In the area of capacity building, today we are running a certification and educational program with the Chartered Institute of Bankers of Nigeria (CIBN) and the University of Lagos respectively. We are currently discussing with other partners to widen the opportunities across the country. We want to build a crop of young risk management professionals right from higher institutions and this would be a departure from what we have been used to seeing, where people only become aware of the discipline in the course of their career. Going forward, we are making concerted efforts to increase the appreciation of risk management practices beyond the financial services. Currently corporate and individual membership of the association cuts across all economic sectors. However, we would want to see a strong entrenchment of risk management practices in public institutions and agencies. We are strong on the establishment of a national risk management agency in the public sector. Today fiscal and monetary policies as well as other aspects of public governance are prone to sub-optimisation because of our silo approach in planning and execution. Some of the policies and actions of government agencies work are at cross purposes. An enterprise risk management approach under the proposed body should enable us manage effectively the various risks we face as a country from a helicopter view point. The association is also working on few other initiatives which I would not want to share at this point in time, but one thing is certain, we are determined as a body to create the awareness and environment that either in our corporate or private lives should help us manage proactively on day-to day bases the various risks that challenge our existence and the achievement of set objectives.  

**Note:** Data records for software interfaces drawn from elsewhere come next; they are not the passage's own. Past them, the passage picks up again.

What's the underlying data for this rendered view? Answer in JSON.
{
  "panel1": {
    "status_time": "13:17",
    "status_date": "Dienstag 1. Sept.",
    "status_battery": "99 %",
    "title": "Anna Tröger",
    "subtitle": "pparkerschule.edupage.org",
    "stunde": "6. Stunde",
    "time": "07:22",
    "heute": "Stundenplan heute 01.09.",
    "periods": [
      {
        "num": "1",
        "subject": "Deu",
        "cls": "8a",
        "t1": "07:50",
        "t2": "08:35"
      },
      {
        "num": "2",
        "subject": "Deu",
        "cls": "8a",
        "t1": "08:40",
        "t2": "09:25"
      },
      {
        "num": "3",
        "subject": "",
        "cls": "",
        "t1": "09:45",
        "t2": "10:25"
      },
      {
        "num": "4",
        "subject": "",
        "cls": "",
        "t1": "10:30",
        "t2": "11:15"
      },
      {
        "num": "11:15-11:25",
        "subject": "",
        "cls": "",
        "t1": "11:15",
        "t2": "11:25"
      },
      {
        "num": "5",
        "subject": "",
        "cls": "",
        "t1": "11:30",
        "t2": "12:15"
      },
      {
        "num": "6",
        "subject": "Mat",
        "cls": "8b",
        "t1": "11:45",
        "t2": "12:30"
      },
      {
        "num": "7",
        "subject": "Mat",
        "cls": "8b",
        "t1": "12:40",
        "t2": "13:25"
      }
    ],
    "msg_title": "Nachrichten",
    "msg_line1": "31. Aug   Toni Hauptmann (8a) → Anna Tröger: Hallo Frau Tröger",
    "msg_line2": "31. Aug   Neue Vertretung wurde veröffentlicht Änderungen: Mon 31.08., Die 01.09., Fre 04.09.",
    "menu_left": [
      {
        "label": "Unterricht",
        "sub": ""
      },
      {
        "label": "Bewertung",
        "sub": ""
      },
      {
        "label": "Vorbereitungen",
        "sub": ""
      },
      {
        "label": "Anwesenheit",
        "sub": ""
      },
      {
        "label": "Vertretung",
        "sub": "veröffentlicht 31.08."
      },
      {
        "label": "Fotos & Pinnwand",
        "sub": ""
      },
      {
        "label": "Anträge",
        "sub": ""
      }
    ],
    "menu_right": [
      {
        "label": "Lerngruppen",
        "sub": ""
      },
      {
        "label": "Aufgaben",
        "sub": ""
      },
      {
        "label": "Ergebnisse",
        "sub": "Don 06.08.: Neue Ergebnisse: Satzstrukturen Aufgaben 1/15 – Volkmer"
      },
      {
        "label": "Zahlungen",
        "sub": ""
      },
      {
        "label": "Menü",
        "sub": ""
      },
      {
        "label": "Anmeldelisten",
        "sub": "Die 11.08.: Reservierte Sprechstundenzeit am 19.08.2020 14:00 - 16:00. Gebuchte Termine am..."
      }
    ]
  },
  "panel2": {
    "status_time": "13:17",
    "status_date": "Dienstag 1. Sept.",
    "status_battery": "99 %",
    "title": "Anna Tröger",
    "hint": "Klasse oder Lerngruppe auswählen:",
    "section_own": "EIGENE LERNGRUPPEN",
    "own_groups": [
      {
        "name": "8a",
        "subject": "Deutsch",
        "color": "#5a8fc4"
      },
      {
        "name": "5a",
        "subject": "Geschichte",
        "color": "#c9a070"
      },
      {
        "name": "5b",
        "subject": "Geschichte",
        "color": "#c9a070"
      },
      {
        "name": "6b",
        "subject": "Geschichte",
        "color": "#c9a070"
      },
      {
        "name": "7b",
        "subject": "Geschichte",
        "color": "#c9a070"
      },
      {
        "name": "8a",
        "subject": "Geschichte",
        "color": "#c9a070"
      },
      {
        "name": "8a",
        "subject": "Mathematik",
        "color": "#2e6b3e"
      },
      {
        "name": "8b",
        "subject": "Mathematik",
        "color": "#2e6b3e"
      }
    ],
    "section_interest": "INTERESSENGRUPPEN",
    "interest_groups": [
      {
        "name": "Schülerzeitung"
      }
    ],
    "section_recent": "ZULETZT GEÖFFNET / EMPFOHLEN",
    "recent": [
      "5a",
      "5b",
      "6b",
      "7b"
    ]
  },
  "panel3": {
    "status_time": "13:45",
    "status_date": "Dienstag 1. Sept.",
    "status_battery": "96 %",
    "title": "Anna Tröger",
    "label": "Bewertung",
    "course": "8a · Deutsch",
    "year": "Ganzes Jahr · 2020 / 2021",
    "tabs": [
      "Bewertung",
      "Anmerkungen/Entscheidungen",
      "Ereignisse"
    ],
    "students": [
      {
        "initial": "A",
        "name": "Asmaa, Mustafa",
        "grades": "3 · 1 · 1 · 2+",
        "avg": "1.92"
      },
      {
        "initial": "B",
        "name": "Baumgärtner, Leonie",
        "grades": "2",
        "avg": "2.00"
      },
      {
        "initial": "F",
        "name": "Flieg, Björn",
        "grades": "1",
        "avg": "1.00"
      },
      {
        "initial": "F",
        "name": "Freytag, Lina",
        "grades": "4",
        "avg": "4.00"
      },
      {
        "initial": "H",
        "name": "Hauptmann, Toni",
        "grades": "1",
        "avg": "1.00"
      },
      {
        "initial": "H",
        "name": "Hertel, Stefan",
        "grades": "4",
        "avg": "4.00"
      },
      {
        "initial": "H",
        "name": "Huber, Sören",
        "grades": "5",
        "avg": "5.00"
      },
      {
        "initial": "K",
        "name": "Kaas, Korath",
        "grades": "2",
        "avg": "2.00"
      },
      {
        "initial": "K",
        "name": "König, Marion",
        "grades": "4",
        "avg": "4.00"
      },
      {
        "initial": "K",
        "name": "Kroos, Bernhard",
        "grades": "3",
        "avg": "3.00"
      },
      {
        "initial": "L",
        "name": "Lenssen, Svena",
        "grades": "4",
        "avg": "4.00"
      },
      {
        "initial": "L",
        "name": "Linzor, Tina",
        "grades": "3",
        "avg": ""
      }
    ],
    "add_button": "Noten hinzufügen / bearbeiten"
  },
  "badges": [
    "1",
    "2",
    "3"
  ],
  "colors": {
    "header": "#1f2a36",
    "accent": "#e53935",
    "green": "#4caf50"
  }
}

As a new president what changes are you bringing to the association?


The focus of the association is very clear, so it may be difficult or inappropriate for me as the new president to claim or desire to bring certain changes for the sake of change, or as we understand it in our environment, when a new leadership takes over, be it in public or private Institution. Having said this, let me quickly point out that I have been part of the leadership structure of the association in the last one decade on different capacities, and played key roles in the strategic growth aspirations of the association. For us, we are still on a journey. My tenure as the president, working with my executive council would focus on achieving and strengthening most of the initiatives my predecessors started given that they are well thought-out programs. Maybe when we have achieved most of the earmarked programs, we can begin to talk about new one or changes. This is however not to say that where certain changes become immediately imperative, we would not respond accordingly.


What has been the association’s contribution towards the growth of the economy?

RIMAN has been in existence formally for the last two decades. Within this period, it has championed and remained steadfast with its primary goals of risk management advocacy and capacity building. We led the advocacy and created platform for the establishment of private credit bureaus as we have them today. Such agencies are very vital to support sound credit judgement to enable credit creation activities in any economy. We have been at the forefront in building strong risk management environment beyond the financial services sector where we started through formal training programs and public workshop/seminars. In the last couple of years, we have extended our risk awareness and capacity building through separate certification and academic collaboration programs with the Chartered Institute of Bankers of Nigeria (CIBN) and the University of Lagos (UNILAG). We are currently holding discussions with other potential partners to reach most parts of the country. The association has also been working closely with the various regulatory institutions in some policy formulation that support economic activities. In doing all these, we are clear that an economy can only grow where decision makers take risk informed decisions.